▸ **WHAT YOU NEED TO DO**:
Please return only the lines from the one with "What's the underlying" through the final line of the data, unchanged, with pictures omitted.
-- EXTRACTED RECORDS follows --
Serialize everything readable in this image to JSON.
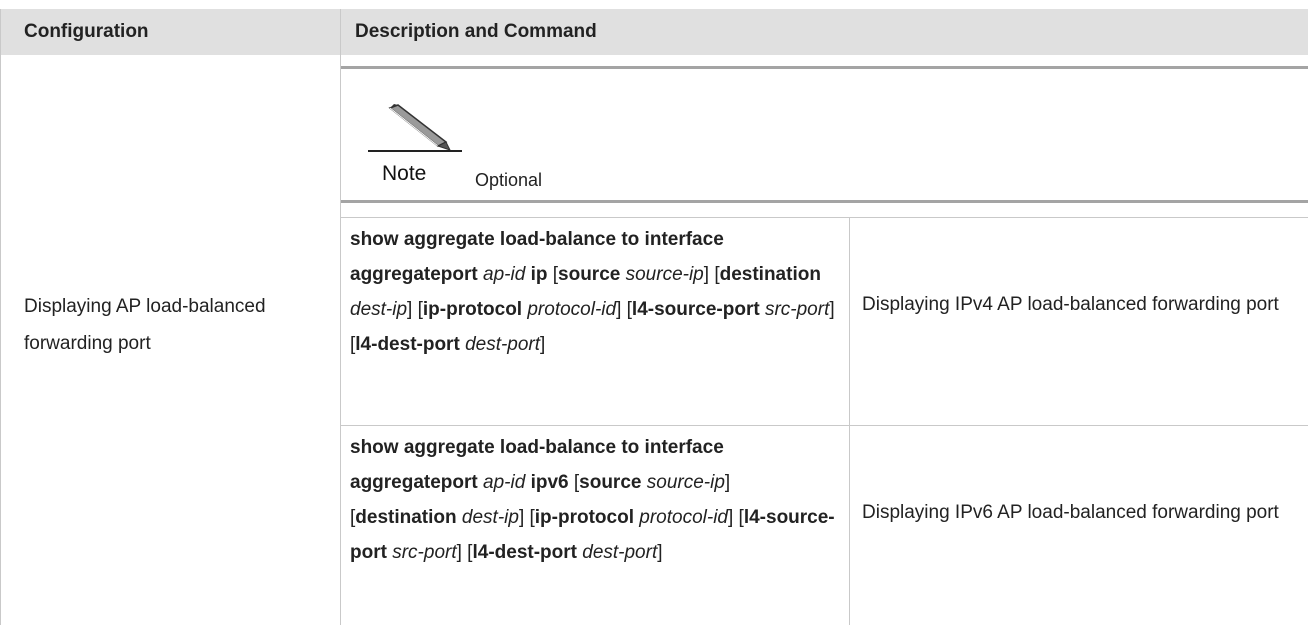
{
  "table": {
    "headers": {
      "configuration": "Configuration",
      "description": "Description and Command"
    },
    "row": {
      "configuration": "Displaying AP load-balanced forwarding port",
      "note": {
        "label": "Note",
        "text": "Optional",
        "icon": "pencil-icon"
      },
      "commands": [
        {
          "segments": [
            {
              "t": "show aggregate load-balance to interface aggregateport",
              "s": "b"
            },
            {
              "t": " ",
              "s": "n"
            },
            {
              "t": "ap-id",
              "s": "i"
            },
            {
              "t": " ",
              "s": "n"
            },
            {
              "t": "ip",
              "s": "b"
            },
            {
              "t": " [",
              "s": "n"
            },
            {
              "t": "source",
              "s": "b"
            },
            {
              "t": " ",
              "s": "n"
            },
            {
              "t": "source-ip",
              "s": "i"
            },
            {
              "t": "] [",
              "s": "n"
            },
            {
              "t": "destination",
              "s": "b"
            },
            {
              "t": " ",
              "s": "n"
            },
            {
              "t": "dest-ip",
              "s": "i"
            },
            {
              "t": "] [",
              "s": "n"
            },
            {
              "t": "ip-protocol",
              "s": "b"
            },
            {
              "t": " ",
              "s": "n"
            },
            {
              "t": "protocol-id",
              "s": "i"
            },
            {
              "t": "] [",
              "s": "n"
            },
            {
              "t": "l4-source-port",
              "s": "b"
            },
            {
              "t": " ",
              "s": "n"
            },
            {
              "t": "src-port",
              "s": "i"
            },
            {
              "t": "] [",
              "s": "n"
            },
            {
              "t": "l4-dest-port",
              "s": "b"
            },
            {
              "t": " ",
              "s": "n"
            },
            {
              "t": "dest-port",
              "s": "i"
            },
            {
              "t": "]",
              "s": "n"
            }
          ],
          "description": "Displaying IPv4 AP load-balanced forwarding port"
        },
        {
          "segments": [
            {
              "t": "show aggregate load-balance to interface aggregateport",
              "s": "b"
            },
            {
              "t": " ",
              "s": "n"
            },
            {
              "t": "ap-id",
              "s": "i"
            },
            {
              "t": " ",
              "s": "n"
            },
            {
              "t": "ipv6",
              "s": "b"
            },
            {
              "t": " [",
              "s": "n"
            },
            {
              "t": "source",
              "s": "b"
            },
            {
              "t": " ",
              "s": "n"
            },
            {
              "t": "source-ip",
              "s": "i"
            },
            {
              "t": "] [",
              "s": "n"
            },
            {
              "t": "destination",
              "s": "b"
            },
            {
              "t": " ",
              "s": "n"
            },
            {
              "t": "dest-ip",
              "s": "i"
            },
            {
              "t": "] [",
              "s": "n"
            },
            {
              "t": "ip-protocol",
              "s": "b"
            },
            {
              "t": " ",
              "s": "n"
            },
            {
              "t": "protocol-id",
              "s": "i"
            },
            {
              "t": "] [",
              "s": "n"
            },
            {
              "t": "l4-source-port",
              "s": "b"
            },
            {
              "t": " ",
              "s": "n"
            },
            {
              "t": "src-port",
              "s": "i"
            },
            {
              "t": "] [",
              "s": "n"
            },
            {
              "t": "l4-dest-port",
              "s": "b"
            },
            {
              "t": " ",
              "s": "n"
            },
            {
              "t": "dest-port",
              "s": "i"
            },
            {
              "t": "]",
              "s": "n"
            }
          ],
          "description": "Displaying IPv6 AP load-balanced forwarding port"
        }
      ]
    }
  }
}
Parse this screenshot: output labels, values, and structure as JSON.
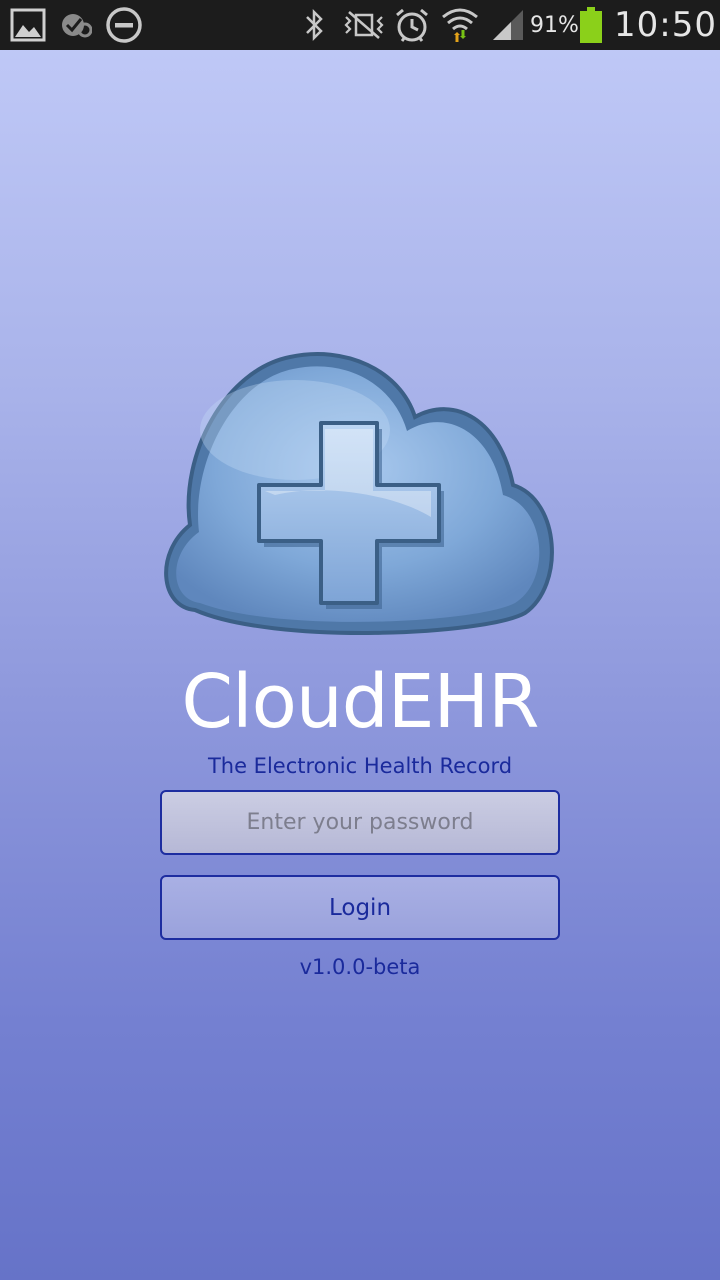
{
  "status_bar": {
    "battery_percent": "91%",
    "time": "10:50",
    "icons": [
      "gallery-icon",
      "sync-check-icon",
      "do-not-disturb-icon",
      "bluetooth-icon",
      "vibrate-mute-icon",
      "alarm-icon",
      "wifi-icon",
      "signal-icon",
      "battery-icon"
    ],
    "battery_color": "#8bd01a"
  },
  "app": {
    "title": "CloudEHR",
    "subtitle": "The Electronic Health Record",
    "version": "v1.0.0-beta"
  },
  "login_form": {
    "password_placeholder": "Enter your password",
    "password_value": "",
    "login_label": "Login"
  },
  "colors": {
    "accent_text": "#1a2a9c",
    "background_top": "#c2cbf8",
    "background_bottom": "#6673c8"
  }
}
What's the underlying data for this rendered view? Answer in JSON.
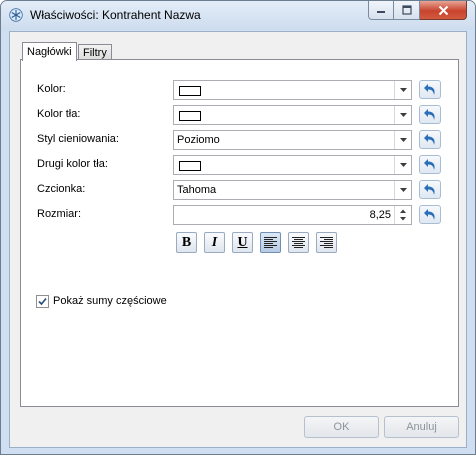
{
  "window": {
    "title": "Właściwości: Kontrahent Nazwa",
    "app_icon": "snowflake-app-icon"
  },
  "tabs": [
    {
      "label": "Nagłówki",
      "active": true
    },
    {
      "label": "Filtry",
      "active": false
    }
  ],
  "fields": {
    "kolor": {
      "label": "Kolor:",
      "swatch_color": "#ffffff"
    },
    "kolor_tla": {
      "label": "Kolor tła:",
      "swatch_color": "#ffffff"
    },
    "styl": {
      "label": "Styl cieniowania:",
      "value": "Poziomo"
    },
    "drugi_kolor": {
      "label": "Drugi kolor tła:",
      "swatch_color": "#ffffff"
    },
    "czcionka": {
      "label": "Czcionka:",
      "value": "Tahoma"
    },
    "rozmiar": {
      "label": "Rozmiar:",
      "value": "8,25"
    }
  },
  "format_buttons": {
    "bold": "B",
    "italic": "I",
    "underline": "U",
    "align_left": "align-left-icon",
    "align_center": "align-center-icon",
    "align_right": "align-right-icon"
  },
  "checkbox": {
    "label": "Pokaż sumy częściowe",
    "checked": true
  },
  "buttons": {
    "ok": "OK",
    "cancel": "Anuluj"
  },
  "colors": {
    "close_button": "#c8432d",
    "title_bar": "#cddcee",
    "reset_icon": "#2a6fb8"
  }
}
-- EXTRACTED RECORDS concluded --
▸ **EXPECTED OUTPUT**:
What's the underlying data for this rendered view? Answer in JSON.
{
  "window": {
    "title": "Właściwości: Kontrahent Nazwa",
    "app_icon": "snowflake-app-icon"
  },
  "tabs": [
    {
      "label": "Nagłówki",
      "active": true
    },
    {
      "label": "Filtry",
      "active": false
    }
  ],
  "fields": {
    "kolor": {
      "label": "Kolor:",
      "swatch_color": "#ffffff"
    },
    "kolor_tla": {
      "label": "Kolor tła:",
      "swatch_color": "#ffffff"
    },
    "styl": {
      "label": "Styl cieniowania:",
      "value": "Poziomo"
    },
    "drugi_kolor": {
      "label": "Drugi kolor tła:",
      "swatch_color": "#ffffff"
    },
    "czcionka": {
      "label": "Czcionka:",
      "value": "Tahoma"
    },
    "rozmiar": {
      "label": "Rozmiar:",
      "value": "8,25"
    }
  },
  "format_buttons": {
    "bold": "B",
    "italic": "I",
    "underline": "U",
    "align_left": "align-left-icon",
    "align_center": "align-center-icon",
    "align_right": "align-right-icon"
  },
  "checkbox": {
    "label": "Pokaż sumy częściowe",
    "checked": true
  },
  "buttons": {
    "ok": "OK",
    "cancel": "Anuluj"
  },
  "colors": {
    "close_button": "#c8432d",
    "title_bar": "#cddcee",
    "reset_icon": "#2a6fb8"
  }
}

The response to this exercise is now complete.